#### [Task brief]
Please restate word for word the line holding "Transcribe this image's" and every following line through the end of the entries.

#### [Data supplied]
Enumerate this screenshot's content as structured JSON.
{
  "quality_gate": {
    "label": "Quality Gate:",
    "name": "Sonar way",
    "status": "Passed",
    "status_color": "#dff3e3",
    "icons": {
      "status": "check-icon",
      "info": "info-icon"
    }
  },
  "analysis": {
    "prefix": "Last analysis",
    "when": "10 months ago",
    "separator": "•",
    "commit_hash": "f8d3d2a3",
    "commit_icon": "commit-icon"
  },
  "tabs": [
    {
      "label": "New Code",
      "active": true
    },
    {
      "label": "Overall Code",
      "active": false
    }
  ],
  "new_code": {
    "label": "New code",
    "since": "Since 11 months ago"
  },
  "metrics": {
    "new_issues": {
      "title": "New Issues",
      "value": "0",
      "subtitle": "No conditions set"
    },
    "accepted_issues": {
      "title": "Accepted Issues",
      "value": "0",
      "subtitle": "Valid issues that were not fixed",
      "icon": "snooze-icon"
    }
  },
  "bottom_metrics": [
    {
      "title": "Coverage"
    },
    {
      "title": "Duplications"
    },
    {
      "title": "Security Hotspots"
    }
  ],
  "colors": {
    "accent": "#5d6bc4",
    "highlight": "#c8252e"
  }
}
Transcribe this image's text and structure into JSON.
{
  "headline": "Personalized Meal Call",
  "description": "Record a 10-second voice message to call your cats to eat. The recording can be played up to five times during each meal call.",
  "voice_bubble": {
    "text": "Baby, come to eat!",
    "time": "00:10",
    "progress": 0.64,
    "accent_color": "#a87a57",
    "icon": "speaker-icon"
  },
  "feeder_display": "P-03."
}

#### [Task response]
Transcribe this image's text and structure into JSON.
{
  "headline": "Personalized Meal Call",
  "description": "Record a 10-second voice message to call your cats to eat. The recording can be played up to five times during each meal call.",
  "voice_bubble": {
    "text": "Baby, come to eat!",
    "time": "00:10",
    "progress": 0.64,
    "accent_color": "#a87a57",
    "icon": "speaker-icon"
  },
  "feeder_display": "P-03."
}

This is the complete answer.